[Collection entries]
....

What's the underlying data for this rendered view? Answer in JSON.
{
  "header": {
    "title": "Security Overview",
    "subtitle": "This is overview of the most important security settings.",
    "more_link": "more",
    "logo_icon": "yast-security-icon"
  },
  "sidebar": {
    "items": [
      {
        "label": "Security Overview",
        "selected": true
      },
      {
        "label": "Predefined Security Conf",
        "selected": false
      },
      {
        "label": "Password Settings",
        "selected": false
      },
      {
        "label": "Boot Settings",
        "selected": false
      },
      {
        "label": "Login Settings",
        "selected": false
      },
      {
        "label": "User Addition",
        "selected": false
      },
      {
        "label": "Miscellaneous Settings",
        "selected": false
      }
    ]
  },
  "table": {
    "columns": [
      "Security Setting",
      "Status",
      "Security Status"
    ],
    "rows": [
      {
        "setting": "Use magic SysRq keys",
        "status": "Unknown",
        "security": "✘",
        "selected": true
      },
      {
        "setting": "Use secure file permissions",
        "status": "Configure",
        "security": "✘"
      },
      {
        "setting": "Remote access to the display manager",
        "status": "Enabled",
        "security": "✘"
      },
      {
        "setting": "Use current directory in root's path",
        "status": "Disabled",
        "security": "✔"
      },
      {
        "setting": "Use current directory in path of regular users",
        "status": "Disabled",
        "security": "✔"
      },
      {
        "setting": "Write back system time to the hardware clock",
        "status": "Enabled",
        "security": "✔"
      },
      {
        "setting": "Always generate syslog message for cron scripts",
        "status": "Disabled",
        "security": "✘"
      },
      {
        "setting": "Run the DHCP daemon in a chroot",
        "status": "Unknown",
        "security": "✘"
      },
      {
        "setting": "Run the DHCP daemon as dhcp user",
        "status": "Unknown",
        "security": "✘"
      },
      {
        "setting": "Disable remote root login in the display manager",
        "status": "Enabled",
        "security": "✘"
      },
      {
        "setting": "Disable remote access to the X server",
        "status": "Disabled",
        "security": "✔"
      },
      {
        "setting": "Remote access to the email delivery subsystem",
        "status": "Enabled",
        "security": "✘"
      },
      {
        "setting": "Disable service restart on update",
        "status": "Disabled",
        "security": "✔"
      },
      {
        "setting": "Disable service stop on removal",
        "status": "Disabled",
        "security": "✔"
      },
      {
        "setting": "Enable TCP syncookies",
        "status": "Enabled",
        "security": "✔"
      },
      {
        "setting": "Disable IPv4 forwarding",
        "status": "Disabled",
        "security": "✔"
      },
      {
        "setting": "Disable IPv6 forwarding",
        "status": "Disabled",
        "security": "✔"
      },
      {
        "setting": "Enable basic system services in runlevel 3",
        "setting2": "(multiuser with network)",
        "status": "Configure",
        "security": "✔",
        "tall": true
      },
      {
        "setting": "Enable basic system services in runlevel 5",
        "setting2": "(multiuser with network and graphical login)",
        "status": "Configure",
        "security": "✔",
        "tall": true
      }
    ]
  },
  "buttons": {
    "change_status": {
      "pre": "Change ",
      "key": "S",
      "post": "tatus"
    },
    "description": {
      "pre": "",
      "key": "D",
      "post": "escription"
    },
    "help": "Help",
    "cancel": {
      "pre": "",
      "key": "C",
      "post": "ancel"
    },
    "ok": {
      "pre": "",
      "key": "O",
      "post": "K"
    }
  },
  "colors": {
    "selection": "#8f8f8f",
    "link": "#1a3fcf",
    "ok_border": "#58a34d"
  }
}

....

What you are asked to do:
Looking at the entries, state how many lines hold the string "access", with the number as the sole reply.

Answer for the task:
3